Machismo: TEFL Logue Friend Or Foe?
What is machismo? If you are female, will you experience it abroad? Where? Where not?
All good questions that I can’t answer in full…but I’m curious to hear the experience and opinions of others.
After more than three years abroad and just a few frustrating situations…I have come to look at the concept of machismo as this: it is rarely overtly sexist or outright dismissive; often it just incorporates charming or at least not-so-offensive male behavior toward females – “helping” or doing what they “know is best.” Not to worry, this can be challenge enough to deal with!
I definitely experienced this traveling alone in Turkey. A teenage guy at the bus company literally picked up my bag and said “Come.” Perfect, I thought, I love this! Someone to show me where to go AND carry my bag. When I’m not lost or tired of carrying a heavy backpack though, this kind of behavior quickly loses its charm.
I have mentioned or perhaps demonstrated before that I might just be a bit stubborn. But when someone else has a good point…or is right and I’m wrong (yes, I know what you’re thinking, this is rare)…I can admit it. Or at least I don’t continue arguing just for the sake of not giving in…if I continue arguing it’s merely because I really, truly disagree.

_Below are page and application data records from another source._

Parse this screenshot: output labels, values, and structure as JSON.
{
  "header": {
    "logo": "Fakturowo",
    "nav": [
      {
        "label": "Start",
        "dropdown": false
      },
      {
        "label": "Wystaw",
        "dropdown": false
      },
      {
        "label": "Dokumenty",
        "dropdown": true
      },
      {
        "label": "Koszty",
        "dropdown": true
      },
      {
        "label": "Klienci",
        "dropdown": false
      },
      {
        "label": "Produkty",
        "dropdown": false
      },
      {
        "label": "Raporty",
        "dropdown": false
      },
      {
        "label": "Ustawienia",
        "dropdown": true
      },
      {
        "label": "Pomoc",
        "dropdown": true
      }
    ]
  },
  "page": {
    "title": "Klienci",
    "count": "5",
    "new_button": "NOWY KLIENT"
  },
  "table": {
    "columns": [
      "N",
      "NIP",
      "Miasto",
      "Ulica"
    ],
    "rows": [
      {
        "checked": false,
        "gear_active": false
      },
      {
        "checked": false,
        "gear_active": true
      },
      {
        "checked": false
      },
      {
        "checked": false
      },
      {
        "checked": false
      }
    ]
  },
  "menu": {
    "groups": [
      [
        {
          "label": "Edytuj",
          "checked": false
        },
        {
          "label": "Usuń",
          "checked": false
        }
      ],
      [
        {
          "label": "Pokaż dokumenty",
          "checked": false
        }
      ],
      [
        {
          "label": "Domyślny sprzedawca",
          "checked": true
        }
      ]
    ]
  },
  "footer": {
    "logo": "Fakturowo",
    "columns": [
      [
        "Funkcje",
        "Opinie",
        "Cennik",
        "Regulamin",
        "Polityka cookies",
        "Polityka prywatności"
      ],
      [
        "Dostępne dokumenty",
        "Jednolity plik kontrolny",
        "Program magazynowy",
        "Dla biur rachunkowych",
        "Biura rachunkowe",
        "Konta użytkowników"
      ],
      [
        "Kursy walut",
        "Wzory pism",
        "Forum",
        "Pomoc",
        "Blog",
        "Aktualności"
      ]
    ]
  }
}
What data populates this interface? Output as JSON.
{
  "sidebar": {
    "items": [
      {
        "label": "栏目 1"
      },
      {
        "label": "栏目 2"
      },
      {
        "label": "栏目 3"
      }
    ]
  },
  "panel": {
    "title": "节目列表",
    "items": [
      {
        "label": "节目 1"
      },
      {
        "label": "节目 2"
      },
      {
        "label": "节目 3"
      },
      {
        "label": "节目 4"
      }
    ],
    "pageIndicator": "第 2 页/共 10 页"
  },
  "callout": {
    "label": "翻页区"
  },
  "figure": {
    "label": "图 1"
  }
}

I’ve had a couple of rather frustrating experiences, quite possibly exacerbated by my own stubborn and independent nature, where I really seem to butt heads with people who cannot acknowledge that someone else (well, me) actually has a point, especially when it would seem to simplify and improve things for everyone involved. I know, I know, part of it is me. And this is not always a cultural thing or even a male thing – but it is still, I think, a perfect example of machismo in action.
Example one: Imagine some bureaucracy drama. I ask if we can call the office, instead of (me) repeatedly going there in person. I’d do it in English but don’t want to say the wrong thing and make a mess. No. We (I) have to go in person. So we (I) go in person several times. Later, what do we do? We call to find out what we need. Could we have done that when I suggested it, a month ago? Not so much.
Example two: someone takes my computer to ensure it will be able to use a service I have essentially paid for…and while he has it, decides to do some other stuff. Granted, he knows what he’s doing and it’s probably good for the computer. However for a relative stranger to start changing things on my computer without letting me know or, well, asking in advance…another example of machismo.
I like to think I can keep things in perspective. I realize I may come across as irritated here; in a sense, I am. In the non-TEFL Logue portion of reality, though, I make an effort to pick my battles. I’m not out to conquer machismo…besides, if I did that, who would give me directions, carry my backpack and fix things for me?